Understandably, Shakespeare didn’t write about space flight. But he did write about doing things we think we cannot do, about imaginary worlds and seemingly impossible dreams. So perhaps there’s a little symmetry between his birthday and today’s space launch. A bit of a cosmic connection.

Men at some time are masters of their fates;
The fault, dear Brutus, is not in our stars,
But in ourselves, that we are underlings.

Julius Caesar, Act 1, Scene 2

Categories
Life

Audacity

Audacity is one of my favorite words.

I like the way it sounds. I like the way the letters look, sitting one next to the other, as they spell it out. I like what it means; the definition, the purpose of the word.

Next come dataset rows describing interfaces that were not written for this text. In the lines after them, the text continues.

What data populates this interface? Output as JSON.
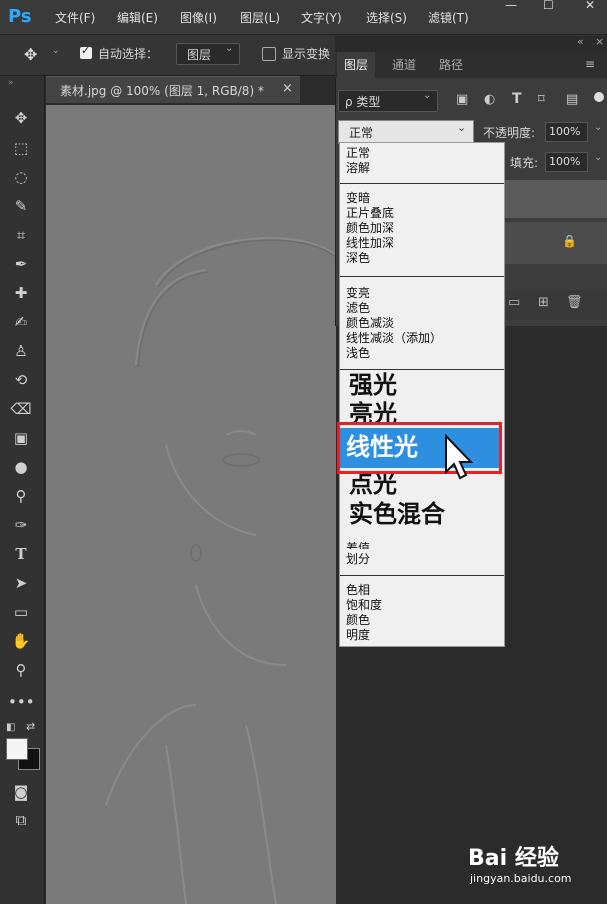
{
  "app": {
    "logo": "Ps",
    "menu": [
      "文件(F)",
      "编辑(E)",
      "图像(I)",
      "图层(L)",
      "文字(Y)",
      "选择(S)",
      "滤镜(T)"
    ]
  },
  "options_bar": {
    "auto_select_label": "自动选择：",
    "auto_select_target": "图层",
    "show_transform_label": "显示变换"
  },
  "document": {
    "tab_title": "素材.jpg @ 100% (图层 1, RGB/8) *",
    "close_glyph": "×"
  },
  "layers_panel": {
    "tabs": [
      "图层",
      "通道",
      "路径"
    ],
    "filter_kind": "ρ 类型",
    "blend_mode": "正常",
    "opacity_label": "不透明度:",
    "opacity_value": "100%",
    "fill_label": "填充:",
    "fill_value": "100%"
  },
  "blend_dropdown": {
    "group1": [
      "正常",
      "溶解"
    ],
    "group2": [
      "变暗",
      "正片叠底",
      "颜色加深",
      "线性加深",
      "深色"
    ],
    "group3": [
      "变亮",
      "滤色",
      "颜色减淡",
      "线性减淡（添加）",
      "浅色"
    ],
    "zoomed_items": [
      "强光",
      "亮光",
      "线性光",
      "点光",
      "实色混合"
    ],
    "highlighted": "线性光",
    "group4_tail": [
      "差值",
      "划分"
    ],
    "group5": [
      "色相",
      "饱和度",
      "颜色",
      "明度"
    ]
  },
  "watermark": {
    "brand": "Bai 经验",
    "url": "jingyan.baidu.com"
  },
  "colors": {
    "highlight": "#2e8fe0",
    "frame": "#e0242b",
    "ps_blue": "#31a8ff"
  }
}
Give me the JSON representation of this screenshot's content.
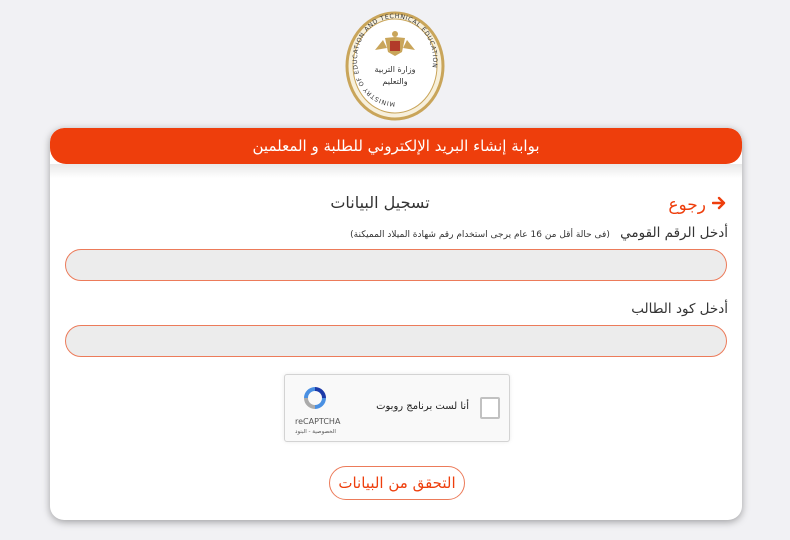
{
  "logo": {
    "text": "MINISTRY OF EDUCATION AND TECHNICAL EDUCATION",
    "arabic": "وزارة التربية والتعليم والتعليم الفني"
  },
  "header": {
    "title": "بوابة إنشاء البريد الإلكتروني للطلبة و المعلمين"
  },
  "form": {
    "back_label": "رجوع",
    "title": "تسجيل البيانات",
    "national_id": {
      "label": "أدخل الرقم القومي",
      "hint": "(فى حالة أقل من 16 عام يرجى استخدام رقم شهادة الميلاد المميكنة)",
      "value": ""
    },
    "student_code": {
      "label": "أدخل كود الطالب",
      "value": ""
    },
    "recaptcha": {
      "label": "أنا لست برنامج روبوت",
      "brand": "reCAPTCHA",
      "links": "الخصوصية - البنود"
    },
    "submit_label": "التحقق من البيانات"
  },
  "colors": {
    "accent": "#ee3e0c",
    "input_border": "#ec7b5a",
    "input_bg": "#ececec"
  }
}
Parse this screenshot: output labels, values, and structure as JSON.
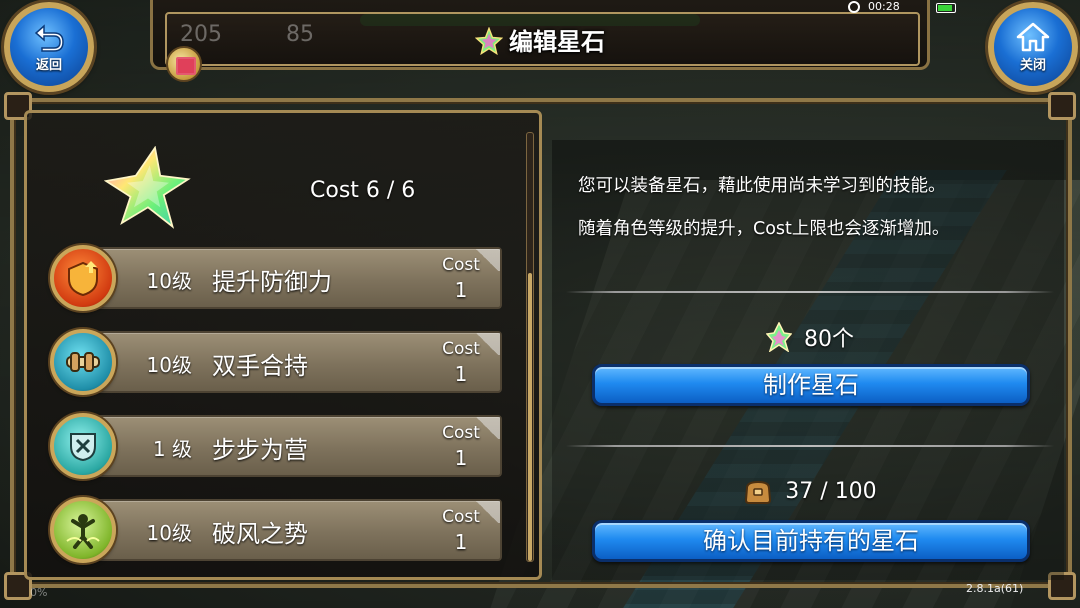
{
  "hud": {
    "title": "编辑星石",
    "stat_a": "205",
    "stat_b": "85",
    "time": "00:28",
    "back_label": "返回",
    "close_label": "关闭"
  },
  "left": {
    "cost_total": "Cost 6 / 6",
    "skills": [
      {
        "level": "10级",
        "name": "提升防御力",
        "cost_label": "Cost",
        "cost": "1",
        "icon": "shield-up-icon"
      },
      {
        "level": "10级",
        "name": "双手合持",
        "cost_label": "Cost",
        "cost": "1",
        "icon": "two-hand-grip-icon"
      },
      {
        "level": "1 级",
        "name": "步步为营",
        "cost_label": "Cost",
        "cost": "1",
        "icon": "steady-advance-icon"
      },
      {
        "level": "10级",
        "name": "破风之势",
        "cost_label": "Cost",
        "cost": "1",
        "icon": "wind-break-icon"
      }
    ]
  },
  "right": {
    "desc_line1": "您可以装备星石，藉此使用尚未学习到的技能。",
    "desc_line2": "随着角色等级的提升，Cost上限也会逐渐增加。",
    "stone_material_count": "80个",
    "craft_button": "制作星石",
    "owned_count": "37 / 100",
    "confirm_button": "确认目前持有的星石"
  },
  "footer": {
    "version": "2.8.1a(61)",
    "percent": "0%"
  },
  "colors": {
    "frame_gold": "#a58a54",
    "button_blue": "#1f8af0",
    "skill_bar": "#8a7e66"
  }
}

There’s risk in audacity. Audacity begins with the belief that what is isn’t necessarily what must be. Without the addition of wisdom and empathy, compassion and patience, it’s possible for audacity to take us into the land of entitlement, on a dark and dangerous path.

The positive potential of audacity, however, is glorious. Audacity is at the foundation of every human invention and discovery; every moment of what if and why not. It’s at the heart of every goal and every dream, even if they seem impossible in the here and now.

Audacity doesn’t promise success. But, every recipe for success includes at least a bit of audacity. Perhaps that’s why, this week and this year, I’ve been thinking a lot about the word and of all the promise it represents. And perhaps that’s why, waking up on this Earth Day morning, it was on my mind.

Here’s to you, audacity. Take us forward.